At first, he was uncomfortable with his Count Dracula reputation, but over time he grew to like it, grew to appreciate what it could do for him. He liked taking a look at the quarterback before the snap and smiling his toothless smile. But, he used to say, he wasn’t even close to the toughest member of his family. No, that was his mother, Joyce Brehm.
One time for a Monday Night Football game intro, he said: “Jack Lambert, Buzzard Breath, Wyoming,” rather than his actual hometown of Mantua, Ohio.
“I heard about it,” Jack Lambert’s mother told Sports Illustrated. “The people I talked to didn’t see the humor in it. I didn’t either.”
No. 65: John Mackey
“There was literally nothing that John Mackey couldn’t do,” Bill Curry says. “If he had taken off and started flying, all of us would have just nodded.”
My favorite John Mackey play came in Detroit on Nov. 20, 1966. It was the fourth quarter, and the Lions, against all odds, were beating the Don Shula Baltimore Colts 17-0. Shula had benched the great John Unitas, who threw, get this, FIVE interceptions in the first half. In retrospect, Unitas’ shoulder was probably wrecked.
Anyway, in came backup Gary Cuozzo, and he flipped a little pass to Mackey in the flat. Mackey caught the ball and immediately the Lions linebacker Wally Hilgenberg came charging at him. Mackey made a quick sidestep move and left Hilgenberg grabbing at air.
Mackey was then presented with a team photograph of the Detroit Lions. From behind him, Mike Lucci, Roger Brown, Alex Karras and Wayne Walker closed in. Safety Bruce Maher dove at his knees. Mackey smashed through the tackle. Cornerback Bobby Thompson made the tragic error of standing in front of Mackey, and he was run over. The other safety, Wayne Rasmussen literally tried to jump on Mackey’s back — he was left behind.
“When I saw all those defenders coming,” Mackey would famously say, “I made up my mind that I was going to punish somebody. They had about seven or eight guys there to make the tackle. I closed my eyes and said I’m just going to ram into them. I came right through it.”
He came right through it, indeed. But here’s my favorite part — he obviously DID close his eyes, because you know who took the biggest bit of punishment? Mackey’s legendary teammate Lenny Moore. After breaking away from eight Lions defenders*, he simply ran straight ahead and plowed right through poor Moore, who was just trying to come back and help out with a block.
*He would juke yet a NINTH defender, a Hall of Fame defensive back who would become even more famous as a coach — Dick LeBeau.
In any case, everything that made John Mackey Superman was there in that run — the speed, the moves, the power, the sheer will. His numbers obviously look modest by today’s standards. He caught 331 balls for 5,236 yards and 38 touchdowns in his career; Kansas City’s Travis Kelce has topped all three of those numbers in just the last four and a half seasons.

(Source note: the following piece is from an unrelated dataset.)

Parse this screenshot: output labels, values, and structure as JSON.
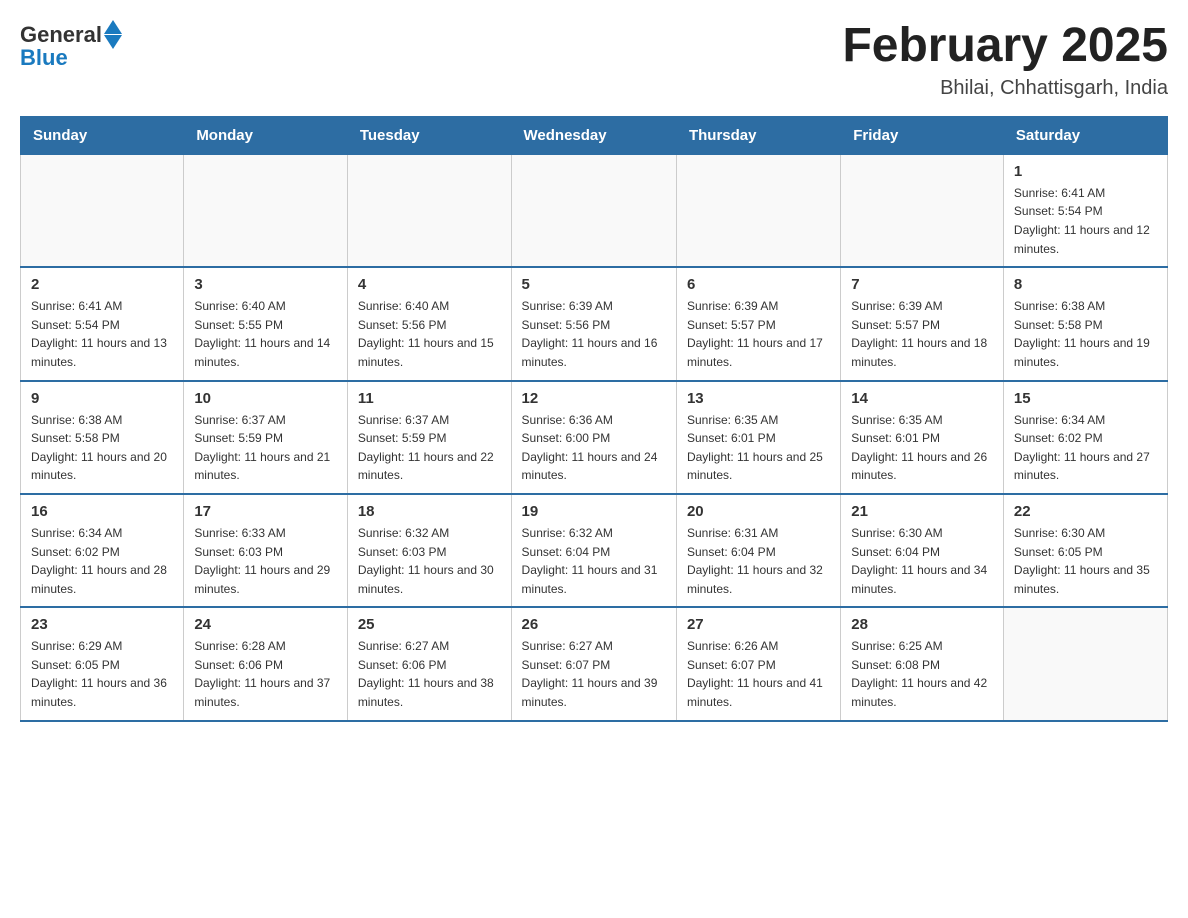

But it’s clear just looking at some of Mackey’s highlights that if he played in today’s game, he would put up numbers that would blow minds. He was wide receiver fast, he had running back moves, and he was probably the hardest person in the NFL to tackle who wasn’t named Jim Brown. He completely transformed the tight end position, taking it from “a biplane into the space shuttle,” in the memorable words of NFL Films.
Interestingly, Mackey did not have good hands. Even Unitas said so. He preferred catching passes with his arms and chest … but Ernie Accorsi, who joined the Colts as a public relations director and wrote for The Baltimore Sun, said he never saw Mackey drop an important pass.
Shamefully, Mackey was not elected to the Pro Football Hall of Fame until 1992—20 years after he retired. This almost certainly was because of his role as the first President of the NFL Players Association.